Do air filters really do anything? Research has shown that filtering air can help remove hazardous particles from indoor spaces, particularly allergens, smoke, and mold. However, air purifiers are most effective when used in combination with proper filtration and home cleaning techniques. Wood-burning fireplaces, cakes that fill with bubbles during baking, and even lit candles can create smoke in the home that can trigger allergy symptoms. Air purifiers can remove smoke from the air, but it takes time and some are better at the task than others. Although a HEPA filter can trap airborne ash, to eliminate smoke odor, look for an air purifier that contains an activated carbon filter.
Air purifiers are effective at reducing particles in the air. Some types can have health benefits for people with allergies, asthma, and other conditions. However, there are many factors to consider when choosing the most effective air purifier. HEPA filters have the most research to back them up and can filter out extremely small particles. So the answer to the question is yes; do air purifiers really work? But it's important to understand what they can and cannot do, which we'll explain later.
Air and HVAC filters are designed to filter contaminants or pollutants from the air passing through them. Cleaning and filtering the air can help reduce pollutants in the air, including particles that contain viruses. HVAC systems in large buildings typically filter air before it is distributed throughout the building, so consider upgrading HVAC filters as appropriate for your specific building and HVAC system (consult an HVAC professional). In one study, HEPA air purifiers significantly decreased the concentration of allergens (which were predominantly dust mites) in both air and bedding. Research shows that HEPA air purifiers can reduce indoor toxins produced by 3D printers, although it is more effective if the filter is integrated into the printer itself. The Clean Air Supply Rate (CADR) is a number you'll find on most air purifier packaging, or at least any company that voluntarily ships their machine to the Appliance Manufacturers Association (AHAM).

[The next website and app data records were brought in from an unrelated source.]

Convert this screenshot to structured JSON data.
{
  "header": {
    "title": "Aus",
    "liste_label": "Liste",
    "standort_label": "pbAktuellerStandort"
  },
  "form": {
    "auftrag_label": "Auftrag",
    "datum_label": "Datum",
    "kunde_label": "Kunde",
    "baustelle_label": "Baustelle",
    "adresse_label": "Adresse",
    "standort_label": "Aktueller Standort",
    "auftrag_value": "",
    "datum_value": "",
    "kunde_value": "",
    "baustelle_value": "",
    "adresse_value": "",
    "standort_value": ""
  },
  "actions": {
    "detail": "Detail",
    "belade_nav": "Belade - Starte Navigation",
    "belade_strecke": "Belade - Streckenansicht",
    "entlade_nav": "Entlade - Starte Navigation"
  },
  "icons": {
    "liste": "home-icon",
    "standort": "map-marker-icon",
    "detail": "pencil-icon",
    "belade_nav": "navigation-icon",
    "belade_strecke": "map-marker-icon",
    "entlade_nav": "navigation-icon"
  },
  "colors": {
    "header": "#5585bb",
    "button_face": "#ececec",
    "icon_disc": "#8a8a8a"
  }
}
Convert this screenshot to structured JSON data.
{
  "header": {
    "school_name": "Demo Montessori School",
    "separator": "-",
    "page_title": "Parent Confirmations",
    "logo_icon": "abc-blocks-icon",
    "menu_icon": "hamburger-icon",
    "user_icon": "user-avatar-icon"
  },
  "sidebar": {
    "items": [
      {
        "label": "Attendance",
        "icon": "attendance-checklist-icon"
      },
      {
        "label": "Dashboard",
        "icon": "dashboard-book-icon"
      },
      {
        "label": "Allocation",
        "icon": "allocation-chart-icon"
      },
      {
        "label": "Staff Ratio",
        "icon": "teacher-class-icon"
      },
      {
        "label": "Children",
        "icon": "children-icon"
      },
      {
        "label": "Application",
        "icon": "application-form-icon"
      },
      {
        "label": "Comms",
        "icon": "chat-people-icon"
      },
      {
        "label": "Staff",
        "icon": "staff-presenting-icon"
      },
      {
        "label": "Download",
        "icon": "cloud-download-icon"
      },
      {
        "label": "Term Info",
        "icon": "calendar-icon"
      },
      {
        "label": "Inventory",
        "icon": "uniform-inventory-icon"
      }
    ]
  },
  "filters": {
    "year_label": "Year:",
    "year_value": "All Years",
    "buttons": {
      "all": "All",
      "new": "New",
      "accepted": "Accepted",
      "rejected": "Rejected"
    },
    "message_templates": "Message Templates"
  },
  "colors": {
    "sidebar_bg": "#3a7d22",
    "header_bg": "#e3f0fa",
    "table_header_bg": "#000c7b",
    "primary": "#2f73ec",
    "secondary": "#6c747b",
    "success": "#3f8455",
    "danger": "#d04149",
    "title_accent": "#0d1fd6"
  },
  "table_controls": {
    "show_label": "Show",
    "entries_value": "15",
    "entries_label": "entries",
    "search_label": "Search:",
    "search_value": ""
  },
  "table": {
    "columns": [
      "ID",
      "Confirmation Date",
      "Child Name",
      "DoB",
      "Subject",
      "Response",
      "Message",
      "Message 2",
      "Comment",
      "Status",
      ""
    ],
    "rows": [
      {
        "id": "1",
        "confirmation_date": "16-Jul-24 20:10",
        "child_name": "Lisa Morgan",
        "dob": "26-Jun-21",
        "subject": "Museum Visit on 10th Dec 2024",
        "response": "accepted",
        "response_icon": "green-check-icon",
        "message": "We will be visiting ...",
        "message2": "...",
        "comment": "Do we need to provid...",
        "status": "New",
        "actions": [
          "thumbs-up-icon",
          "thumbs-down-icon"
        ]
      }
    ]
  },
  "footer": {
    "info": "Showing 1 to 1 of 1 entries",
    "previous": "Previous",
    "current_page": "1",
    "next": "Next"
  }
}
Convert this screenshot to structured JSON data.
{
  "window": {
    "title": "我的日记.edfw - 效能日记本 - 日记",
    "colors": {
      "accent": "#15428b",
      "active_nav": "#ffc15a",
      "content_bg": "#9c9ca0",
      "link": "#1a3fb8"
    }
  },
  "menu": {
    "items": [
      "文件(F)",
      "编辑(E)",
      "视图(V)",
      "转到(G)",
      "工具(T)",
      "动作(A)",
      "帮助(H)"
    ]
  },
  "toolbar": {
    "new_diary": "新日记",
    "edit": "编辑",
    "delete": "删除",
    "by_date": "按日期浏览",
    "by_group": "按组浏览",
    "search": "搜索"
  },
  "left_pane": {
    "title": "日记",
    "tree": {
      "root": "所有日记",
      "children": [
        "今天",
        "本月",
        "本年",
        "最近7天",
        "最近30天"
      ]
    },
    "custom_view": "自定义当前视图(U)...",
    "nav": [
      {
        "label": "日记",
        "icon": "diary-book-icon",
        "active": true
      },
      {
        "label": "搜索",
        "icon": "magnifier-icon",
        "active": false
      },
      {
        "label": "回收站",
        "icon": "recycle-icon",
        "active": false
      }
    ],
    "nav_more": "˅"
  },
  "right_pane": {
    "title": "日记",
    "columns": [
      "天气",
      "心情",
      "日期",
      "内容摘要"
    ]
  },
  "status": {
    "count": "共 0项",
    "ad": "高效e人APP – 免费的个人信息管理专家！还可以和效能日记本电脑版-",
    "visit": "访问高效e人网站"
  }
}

Many air purifiers work through a filtration system to remove particles from the air and recirculate clean air. So yes, using air filters alone cannot guarantee adequate air quality, especially when there are significant sources of pollutants and insufficient ventilation. Homes have a portable indoor air purifier, including those that come as part of a fan, says Perry Santanachote, home editor of Consumer Reports. While this improves air quality, these particles remain and can recirculate in the air the next time you sweep, sit on the couch, lean on a wall, or walk on the floor. Try to place your air purifier where there is airflow and where you think there is a high concentration of pollutants.
Research has shown that HEPA filters are very effective in removing fungi, mold and other allergens from indoor air. Air purifiers can reduce these pollutants and help you feel better, but not all air purifiers are created equal. As air moves through the filter, contaminants and particles are captured, and clean air is expelled into the living space. Some models claim to clean countertops and other surfaces as well as treated air is expelled from the vents throughout your home. If routine allergies or asthma symptoms adversely affect your life, evidence that a HEPA filter improves respiratory health may encourage you to seek an air purifier. If you want to do your best, there are units with multiple filters to capture particles in the air plus an activated carbon filter to eliminate odors.